Between 2000 and 2009, Asians increased by 31 percent, blacks by 10 percent, and Hispanics by 36 percent. Non-Hispanic whites increased by only 2 percent.
Immigration patterns and birth rates are the primary drivers of this coming minority majority. By 2050, the non-Hispanic white population will fall below 50 percent for the first time in our nation’s history.
No group will be the majority population, and that holds both great challenge and great promise for churches in the next 40 years.
3. Out-marriage is in.
Same-gender marriage has grabbed the headlines, but cross-ethnic marriages are the quiet growing reality.
“Among newly married couples, the out-marriage rate was 14.6 percent in 2008, up from 6.7 percent in 1980,” according to the UNC report. In addition, those marrying outside their ethnic group tend to be more, not less, educated.
Churches in our community (rural, southern Virginia) tend not to have interracial couples, although there are many in our community.
As this out-marriage trend grows, churches will need to become more conscious and sensitive to these ethnically blended families.
Church literature and advertising will need to run images of cross-ethnic couples and families in order to indicate a church’s welcome to these blended marriages.
4. The baby boomers aren’t babies anymore.

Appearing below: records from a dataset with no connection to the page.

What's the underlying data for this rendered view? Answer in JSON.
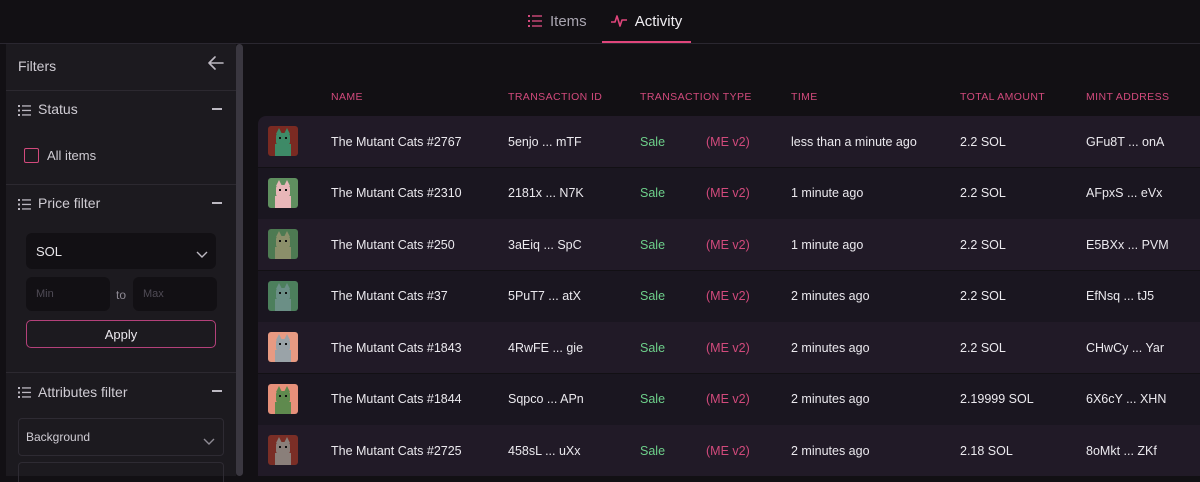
{
  "tabs": [
    {
      "label": "Items",
      "icon": "list-icon"
    },
    {
      "label": "Activity",
      "icon": "activity-icon",
      "active": true
    }
  ],
  "sidebar": {
    "title": "Filters",
    "back_icon": "arrow-left-icon",
    "status": {
      "label": "Status",
      "checkbox_label": "All items",
      "checked": false
    },
    "price": {
      "label": "Price filter",
      "currency": "SOL",
      "min_placeholder": "Min",
      "max_placeholder": "Max",
      "to_label": "to",
      "apply_label": "Apply"
    },
    "attributes": {
      "label": "Attributes filter",
      "first_select": "Background"
    }
  },
  "table": {
    "headers": [
      "NAME",
      "TRANSACTION ID",
      "TRANSACTION TYPE",
      "TIME",
      "TOTAL AMOUNT",
      "MINT ADDRESS"
    ],
    "rows": [
      {
        "name": "The Mutant Cats #2767",
        "tx": "5enjo ... mTF",
        "type": "Sale",
        "market": "(ME v2)",
        "time": "less than a minute ago",
        "amount": "2.2 SOL",
        "mint": "GFu8T ... onA",
        "bg": "#7a2a22",
        "cat": "#3e8a67"
      },
      {
        "name": "The Mutant Cats #2310",
        "tx": "2181x ... N7K",
        "type": "Sale",
        "market": "(ME v2)",
        "time": "1 minute ago",
        "amount": "2.2 SOL",
        "mint": "AFpxS ... eVx",
        "bg": "#5f8f5f",
        "cat": "#e8b6b8"
      },
      {
        "name": "The Mutant Cats #250",
        "tx": "3aEiq ... SpC",
        "type": "Sale",
        "market": "(ME v2)",
        "time": "1 minute ago",
        "amount": "2.2 SOL",
        "mint": "E5BXx ... PVM",
        "bg": "#4d7a52",
        "cat": "#8b8f6a"
      },
      {
        "name": "The Mutant Cats #37",
        "tx": "5PuT7 ... atX",
        "type": "Sale",
        "market": "(ME v2)",
        "time": "2 minutes ago",
        "amount": "2.2 SOL",
        "mint": "EfNsq ... tJ5",
        "bg": "#4c7f5c",
        "cat": "#6b8f86"
      },
      {
        "name": "The Mutant Cats #1843",
        "tx": "4RwFE ... gie",
        "type": "Sale",
        "market": "(ME v2)",
        "time": "2 minutes ago",
        "amount": "2.2 SOL",
        "mint": "CHwCy ... Yar",
        "bg": "#e89a82",
        "cat": "#9aa3a8"
      },
      {
        "name": "The Mutant Cats #1844",
        "tx": "Sqpco ... APn",
        "type": "Sale",
        "market": "(ME v2)",
        "time": "2 minutes ago",
        "amount": "2.19999 SOL",
        "mint": "6X6cY ... XHN",
        "bg": "#e6907a",
        "cat": "#5f8a4e"
      },
      {
        "name": "The Mutant Cats #2725",
        "tx": "458sL ... uXx",
        "type": "Sale",
        "market": "(ME v2)",
        "time": "2 minutes ago",
        "amount": "2.18 SOL",
        "mint": "8oMkt ... ZKf",
        "bg": "#7a2e26",
        "cat": "#8a7f7a"
      }
    ]
  },
  "colors": {
    "accent": "#e0457b",
    "sale": "#6dcf8a",
    "market": "#d24a7c"
  }
}
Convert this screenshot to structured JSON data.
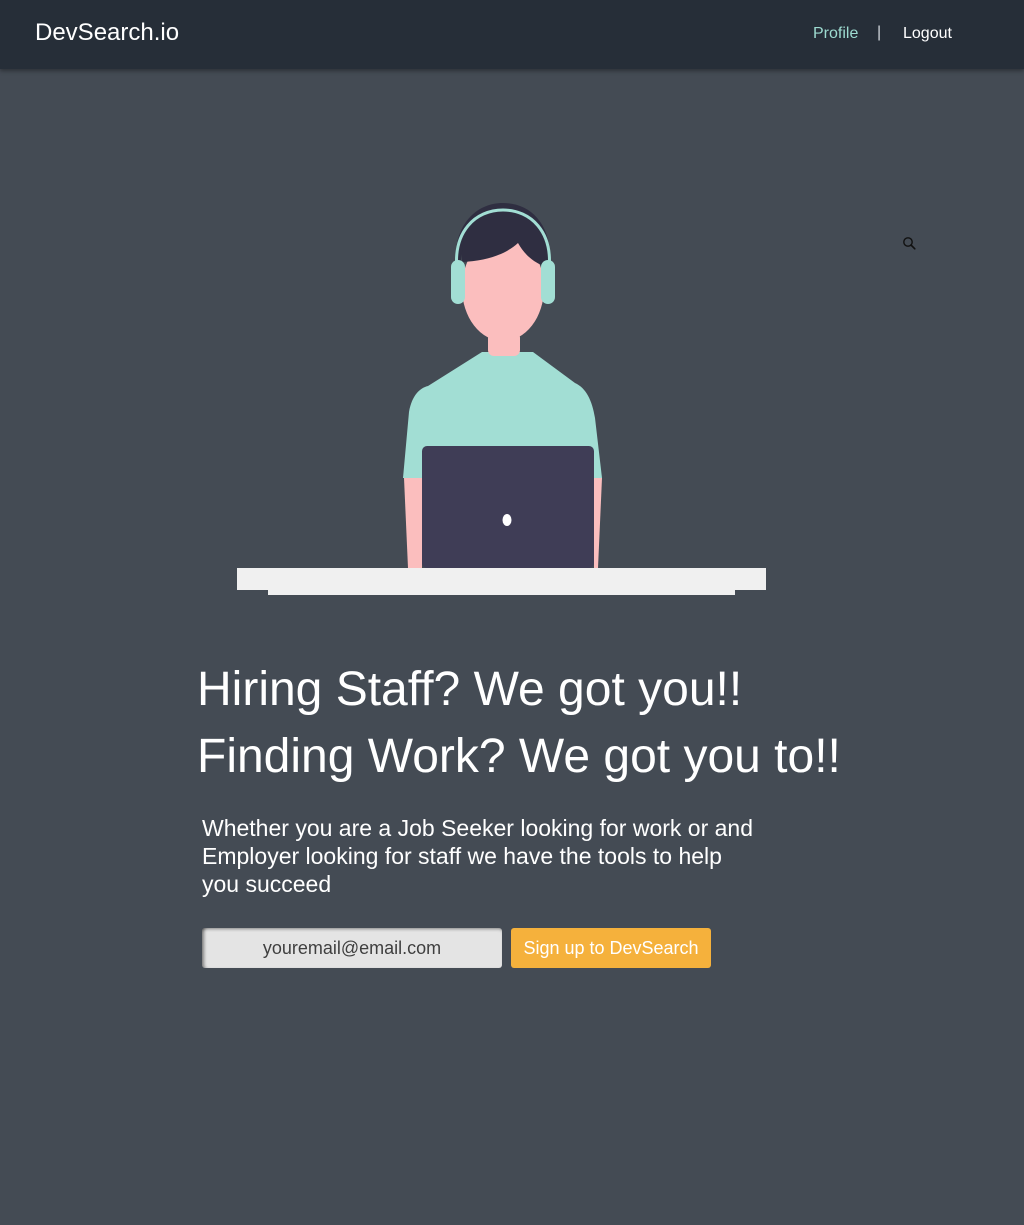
{
  "header": {
    "brand": "DevSearch.io",
    "nav": {
      "profile_label": "Profile",
      "separator": "|",
      "logout_label": "Logout"
    }
  },
  "hero": {
    "headline_1": "Hiring Staff? We got you!!",
    "headline_2": "Finding Work? We got you to!!",
    "tagline": "Whether you are a Job Seeker looking for work or and Employer looking for staff we have the tools to help you succeed"
  },
  "signup": {
    "email_placeholder": "youremail@email.com",
    "button_label": "Sign up to DevSearch"
  },
  "icons": {
    "search": "search-icon"
  },
  "colors": {
    "background": "#444b54",
    "navbar": "#262e38",
    "accent": "#9ddbd0",
    "button": "#f5b13c"
  }
}
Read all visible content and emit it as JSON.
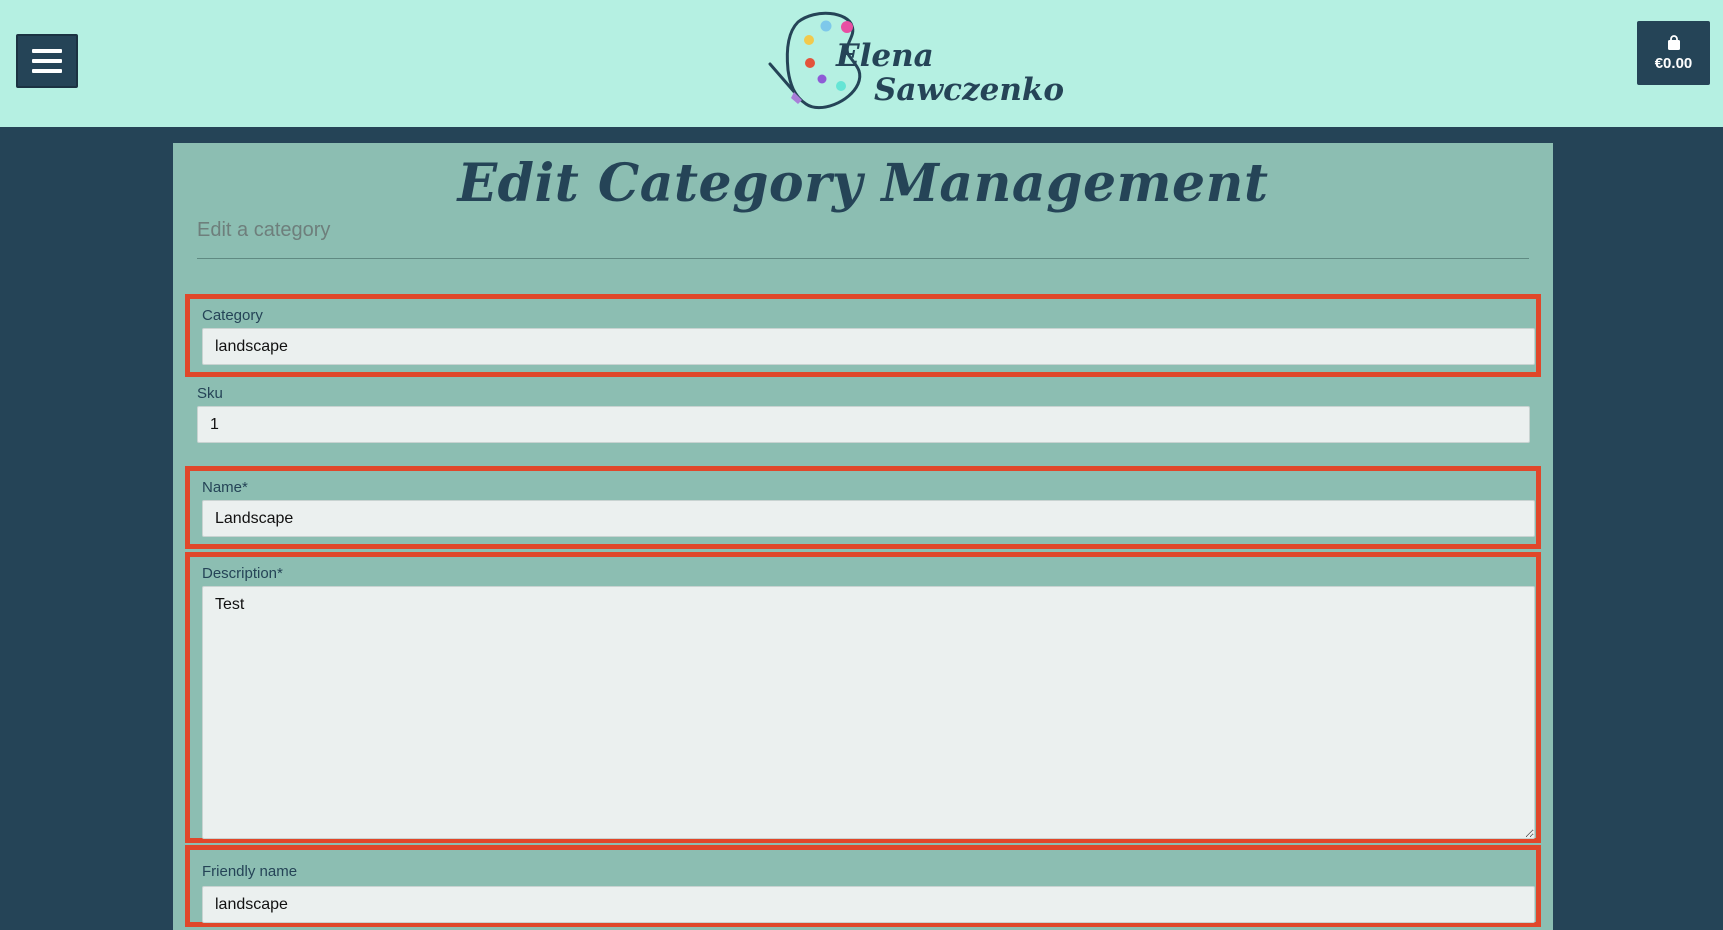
{
  "header": {
    "menu_icon": "hamburger-menu-icon",
    "logo": {
      "line1": "Elena",
      "line2": "Sawczenko",
      "palette_colors": [
        "#7ec8ea",
        "#e84fa3",
        "#f2c94c",
        "#e3533b",
        "#8e5bd6",
        "#65e5d5"
      ]
    },
    "bag": {
      "icon": "shopping-bag-icon",
      "total": "€0.00"
    }
  },
  "page": {
    "title": "Edit Category Management",
    "subtitle": "Edit a category"
  },
  "form": {
    "category": {
      "label": "Category",
      "value": "landscape"
    },
    "sku": {
      "label": "Sku",
      "value": "1"
    },
    "name": {
      "label": "Name*",
      "value": "Landscape"
    },
    "description": {
      "label": "Description*",
      "value": "Test"
    },
    "friendly_name": {
      "label": "Friendly name",
      "value": "landscape"
    }
  },
  "colors": {
    "header_bg": "#b5f0e2",
    "page_bg": "#254457",
    "panel_bg": "#8cbeb2",
    "highlight": "#e0472a"
  }
}
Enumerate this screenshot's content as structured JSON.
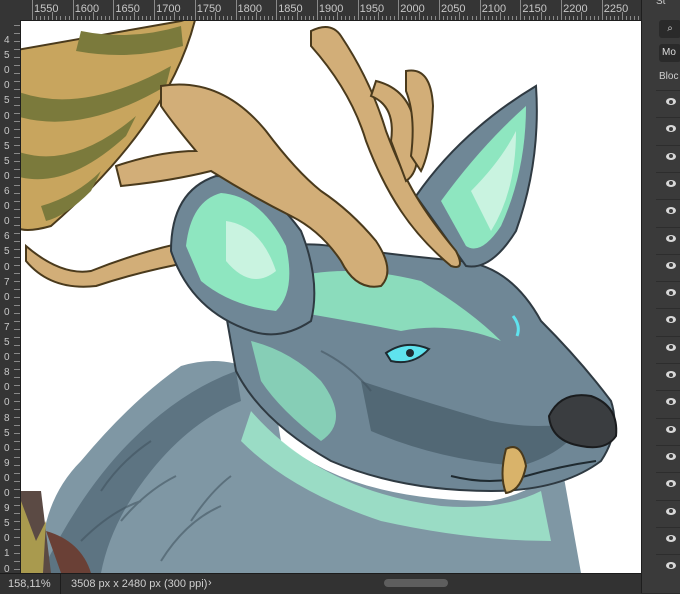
{
  "ruler": {
    "top_labels": [
      "1550",
      "1600",
      "1650",
      "1700",
      "1750",
      "1800",
      "1850",
      "1900",
      "1950",
      "2000",
      "2050",
      "2100",
      "2150",
      "2200",
      "2250"
    ],
    "left_labels": [
      "4",
      "5",
      "0",
      "0",
      "5",
      "0",
      "0",
      "5",
      "5",
      "0",
      "6",
      "0",
      "0",
      "6",
      "5",
      "0",
      "7",
      "0",
      "0",
      "7",
      "5",
      "0",
      "8",
      "0",
      "0",
      "8",
      "5",
      "0",
      "9",
      "0",
      "0",
      "9",
      "5",
      "0",
      "1",
      "0"
    ]
  },
  "status": {
    "zoom": "158,11%",
    "doc_info": "3508 px x 2480 px (300 ppi)",
    "arrow": "›"
  },
  "panel": {
    "title": "St",
    "search_icon": "⌕",
    "mode": "Mo",
    "block_label": "Bloc",
    "layer_count": 18
  },
  "colors": {
    "fur_gray": "#6f8796",
    "fur_dark": "#4e6370",
    "mint": "#8ee6c0",
    "antler": "#d2ae78",
    "eye": "#5fe3ee",
    "nose": "#3a3d40",
    "hat": "#c8a55e",
    "hat_stripe": "#7b7a3c"
  }
}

“On January 1, 2011, the first baby boomer born in America turned 65 and set into motion what we refer to as the “silver tsunami.” Almost 80 million baby boomers will leave the U. S. workforce in the next 20 years.
Churches already skew older than the national population average, and this will only become more pronounced in the next two decades.
Seeker-sensitive churches that sprang up to attract baby boomers in the 1980s will be impacted by the aging of this group.
While churches almost always want to attract young families, by default and intention there will be churches that focus primarily on senior adults.
Senior adult ministry for and with older adults will not just be a subgroup of larger congregations.
Entire churches will be senior-led, benefitting from the years of experience, education, skills and resources this group possesses.
5. It’s no longer a man’s world.
According to the report, men “bore 80 percent of total U.S. job loss between 2007 and 2009” leading some to proclaim the “end of men” in the economic market.
Out of 10 college graduates over the past decade, six were women, four men. Women own 40 percent of all U.S. businesses, and women hold 43 percent of all executive, administrative and managerial positions in the U.S. economy.
“Women are close to surpassing men as the numerical majority in the paid U.S. workforce.” In addition, in “married couple households, women now account for 47 percent of household income,” and 63.3 percent of mothers were the primary or co-breadwinner, up from 27.7 percent in 1967.
The implication for churches is obvious in several areas. Ministries to men and women need to recognize these new workplace realities.
Ozzie and Harriett are dead, and churches need to deal with gender issues like it was 2012, not 1952.
6. Grandparents are the new parents.
“In 2010, 4.9 million American children lived in grandparent-headed households.” This is an increase of 26 percent versus a 4 percent increase for children living in all other type households.
Increasingly, these grandparent-led households also include one or more adult children who are parents of the grandchildren. And, 40 percent of children were living in a home headed by a grandmother only.
This growing family-type challenges the traditional church idea of what it means to be a family, and provides opportunity for churches to meet the unique needs of grandparent-led households.
That these households tend to be non-white and economically stressed provides additional challenges for church ministry.
Each one of these trends challenges the traditional church’s idea of its community, membership, inclusivity and understanding of gender and race issues.
Small churches will face unique challenges, but also unique opportunities in addressing these trends.
However, if denominations, churches and church networks continue to ignore these society-shaping developments, we will miss the great opportunities for growth, outreach and church revitalization in the 21st century.
Chuck Warnock is pastor of Chatham Baptist Church in Chatham, Virginia.